_Task instructions_
From the entries below, return every line that includes the word "title".

Information Start Marker

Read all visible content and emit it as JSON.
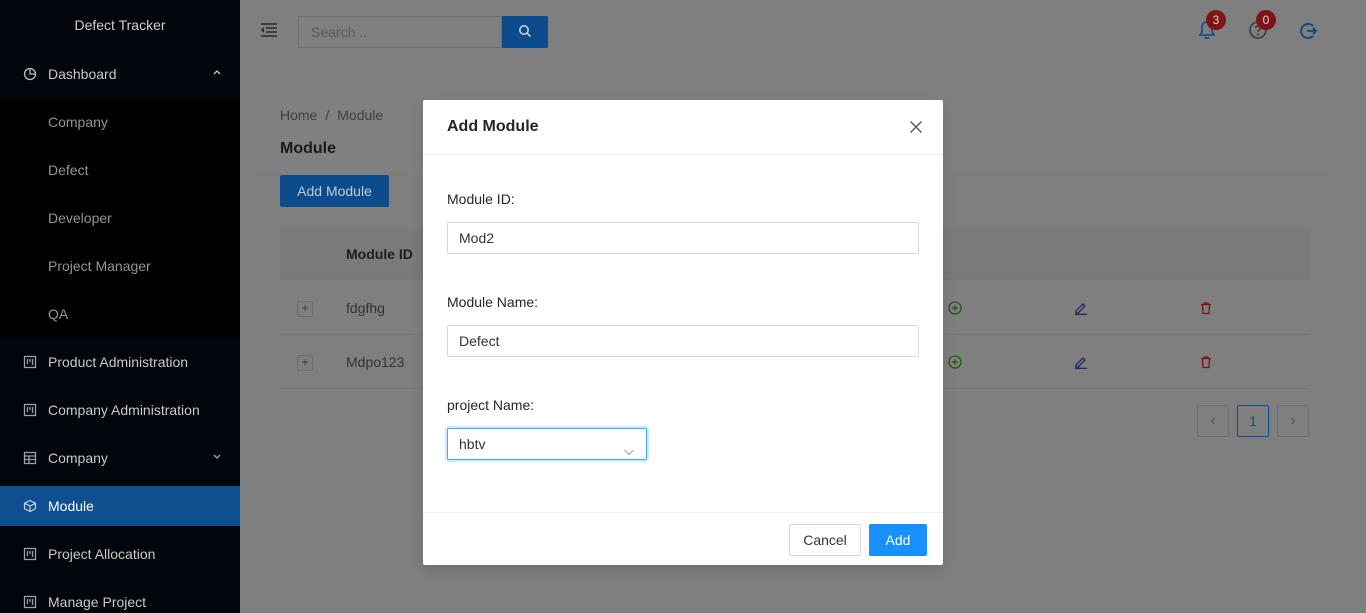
{
  "app": {
    "title": "Defect Tracker"
  },
  "sidebar": {
    "items": [
      {
        "label": "Dashboard",
        "icon": "pie-chart-icon",
        "expanded": true,
        "children": [
          "Company",
          "Defect",
          "Developer",
          "Project Manager",
          "QA"
        ]
      },
      {
        "label": "Product Administration",
        "icon": "project-icon"
      },
      {
        "label": "Company Administration",
        "icon": "project-icon"
      },
      {
        "label": "Company",
        "icon": "table-icon",
        "collapsed": true
      },
      {
        "label": "Module",
        "icon": "cube-icon",
        "active": true
      },
      {
        "label": "Project Allocation",
        "icon": "project-icon"
      },
      {
        "label": "Manage Project",
        "icon": "project-icon"
      }
    ]
  },
  "header": {
    "search_placeholder": "Search ..",
    "notifications_count": "3",
    "help_count": "0"
  },
  "page": {
    "breadcrumb": [
      "Home",
      "Module"
    ],
    "title": "Module",
    "add_button": "Add Module",
    "table": {
      "columns": [
        "Module ID"
      ],
      "rows": [
        {
          "module_id": "fdgfhg"
        },
        {
          "module_id": "Mdpo123"
        }
      ]
    },
    "pagination": {
      "current": "1"
    }
  },
  "modal": {
    "title": "Add Module",
    "fields": {
      "module_id_label": "Module ID:",
      "module_id_value": "Mod2",
      "module_name_label": "Module Name:",
      "module_name_value": "Defect",
      "project_name_label": "project Name:",
      "project_name_value": "hbtv"
    },
    "cancel_label": "Cancel",
    "submit_label": "Add"
  },
  "colors": {
    "sidebar_bg": "#001529",
    "active_item": "#1890ff",
    "primary": "#1890ff",
    "badge": "#ff4d4f",
    "add_icon": "#52c41a",
    "edit_icon": "#2f54eb",
    "delete_icon": "#f5222d"
  }
}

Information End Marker

_Written response_
    "title": "Defect Tracker"
    "title": "Module",
    "title": "Add Module",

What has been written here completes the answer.